Start of RECORDS FOR THIS EXERCISE

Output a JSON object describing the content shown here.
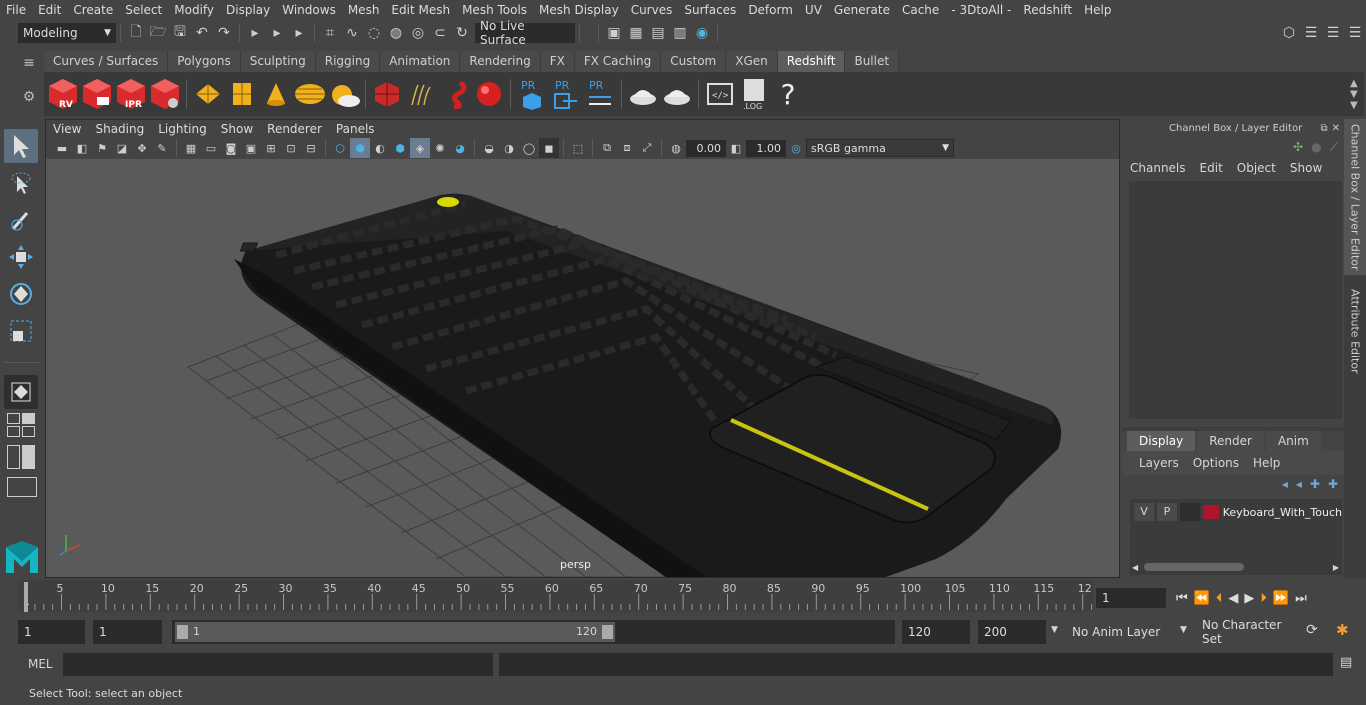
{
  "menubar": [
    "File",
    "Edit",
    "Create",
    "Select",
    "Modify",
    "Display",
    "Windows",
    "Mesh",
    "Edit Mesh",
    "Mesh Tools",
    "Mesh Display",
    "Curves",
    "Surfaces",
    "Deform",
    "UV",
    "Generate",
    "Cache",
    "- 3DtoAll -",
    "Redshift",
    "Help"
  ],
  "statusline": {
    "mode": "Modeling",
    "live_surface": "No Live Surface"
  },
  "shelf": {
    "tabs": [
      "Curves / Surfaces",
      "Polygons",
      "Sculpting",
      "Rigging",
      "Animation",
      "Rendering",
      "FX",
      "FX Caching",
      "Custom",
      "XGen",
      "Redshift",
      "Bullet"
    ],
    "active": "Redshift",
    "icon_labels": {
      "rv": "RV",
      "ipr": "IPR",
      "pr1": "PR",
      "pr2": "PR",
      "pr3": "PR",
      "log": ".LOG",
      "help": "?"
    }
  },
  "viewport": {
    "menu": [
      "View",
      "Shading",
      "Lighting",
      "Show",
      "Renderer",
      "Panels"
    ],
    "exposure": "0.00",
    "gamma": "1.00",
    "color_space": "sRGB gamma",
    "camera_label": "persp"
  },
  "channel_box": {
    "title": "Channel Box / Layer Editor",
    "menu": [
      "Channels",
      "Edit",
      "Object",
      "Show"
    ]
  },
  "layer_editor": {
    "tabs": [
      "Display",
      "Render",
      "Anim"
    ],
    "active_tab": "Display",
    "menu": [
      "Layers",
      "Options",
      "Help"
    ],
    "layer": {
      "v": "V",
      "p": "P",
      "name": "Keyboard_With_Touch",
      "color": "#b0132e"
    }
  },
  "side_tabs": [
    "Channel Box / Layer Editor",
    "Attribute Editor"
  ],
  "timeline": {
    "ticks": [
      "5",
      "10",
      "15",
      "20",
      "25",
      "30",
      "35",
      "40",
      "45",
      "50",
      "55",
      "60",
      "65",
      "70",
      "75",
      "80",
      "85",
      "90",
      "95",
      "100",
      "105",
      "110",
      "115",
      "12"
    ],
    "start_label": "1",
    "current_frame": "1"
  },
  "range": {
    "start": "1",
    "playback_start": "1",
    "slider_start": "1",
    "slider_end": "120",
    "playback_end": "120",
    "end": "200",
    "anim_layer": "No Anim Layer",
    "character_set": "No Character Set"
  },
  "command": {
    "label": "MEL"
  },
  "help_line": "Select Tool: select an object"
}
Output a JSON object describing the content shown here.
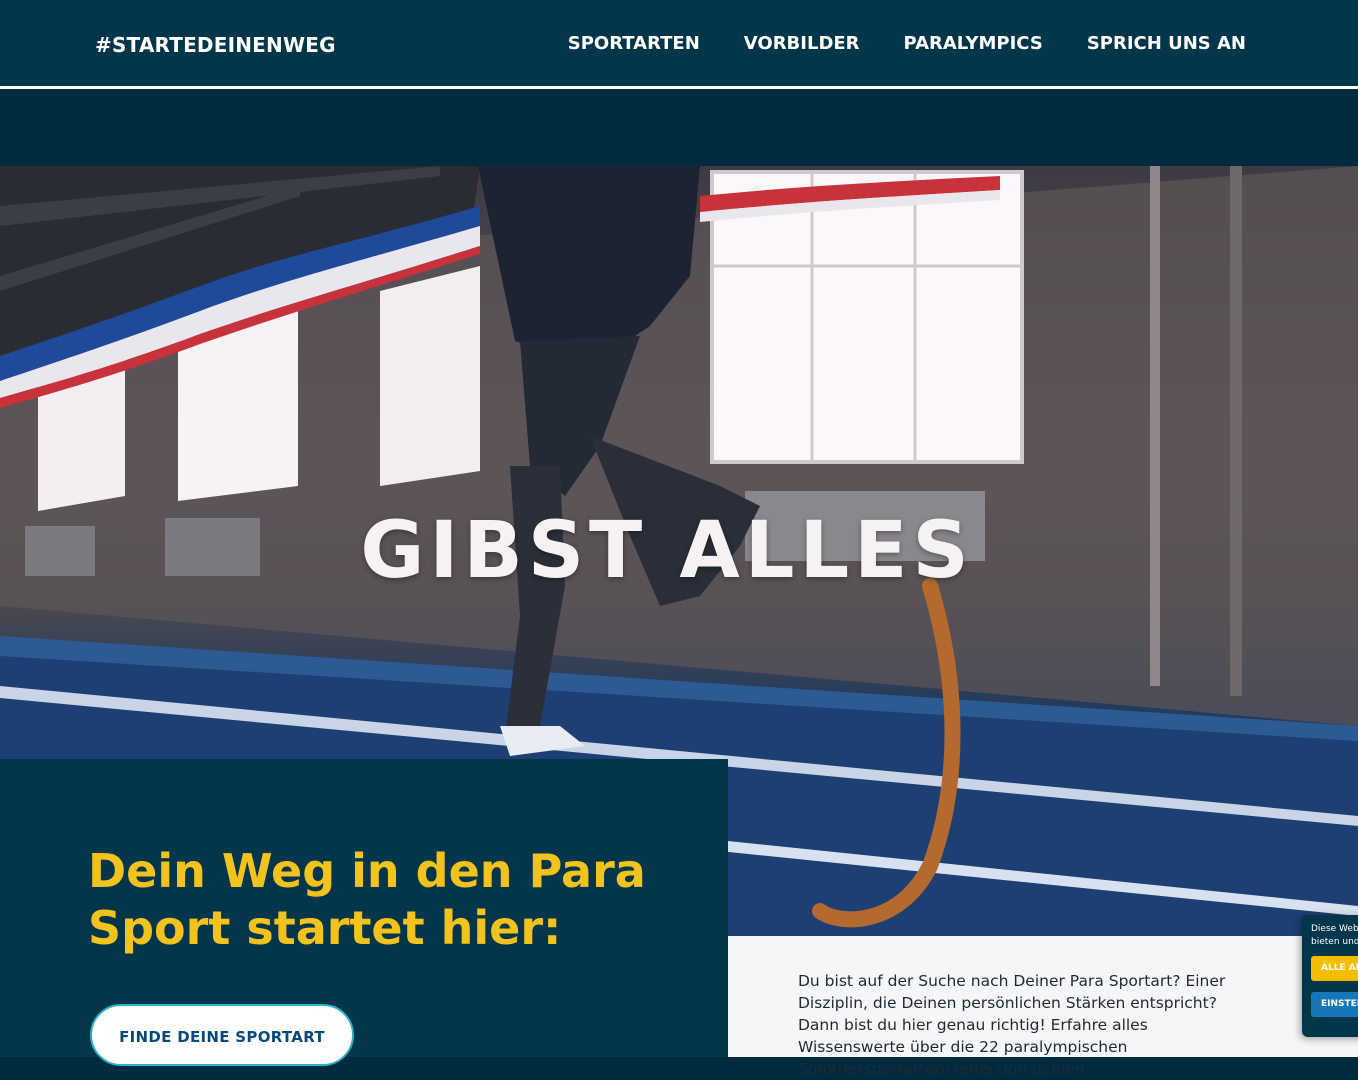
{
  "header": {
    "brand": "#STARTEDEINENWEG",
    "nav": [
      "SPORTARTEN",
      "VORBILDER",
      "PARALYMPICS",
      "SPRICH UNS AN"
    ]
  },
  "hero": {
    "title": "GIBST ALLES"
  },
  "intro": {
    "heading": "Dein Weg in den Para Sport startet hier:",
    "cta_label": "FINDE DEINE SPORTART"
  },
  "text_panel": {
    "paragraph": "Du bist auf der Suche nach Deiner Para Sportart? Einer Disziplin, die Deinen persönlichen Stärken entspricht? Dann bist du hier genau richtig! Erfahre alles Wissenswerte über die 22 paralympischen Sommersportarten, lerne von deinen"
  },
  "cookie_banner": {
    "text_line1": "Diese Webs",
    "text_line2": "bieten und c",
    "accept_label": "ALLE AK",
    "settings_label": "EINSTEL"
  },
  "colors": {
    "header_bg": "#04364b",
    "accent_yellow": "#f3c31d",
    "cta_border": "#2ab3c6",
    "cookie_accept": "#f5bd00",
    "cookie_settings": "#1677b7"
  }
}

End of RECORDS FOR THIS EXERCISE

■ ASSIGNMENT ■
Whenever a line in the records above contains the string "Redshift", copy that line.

■ WRITTEN RESPONSE ■
    "Redshift",
      "Redshift",
    "active": "Redshift",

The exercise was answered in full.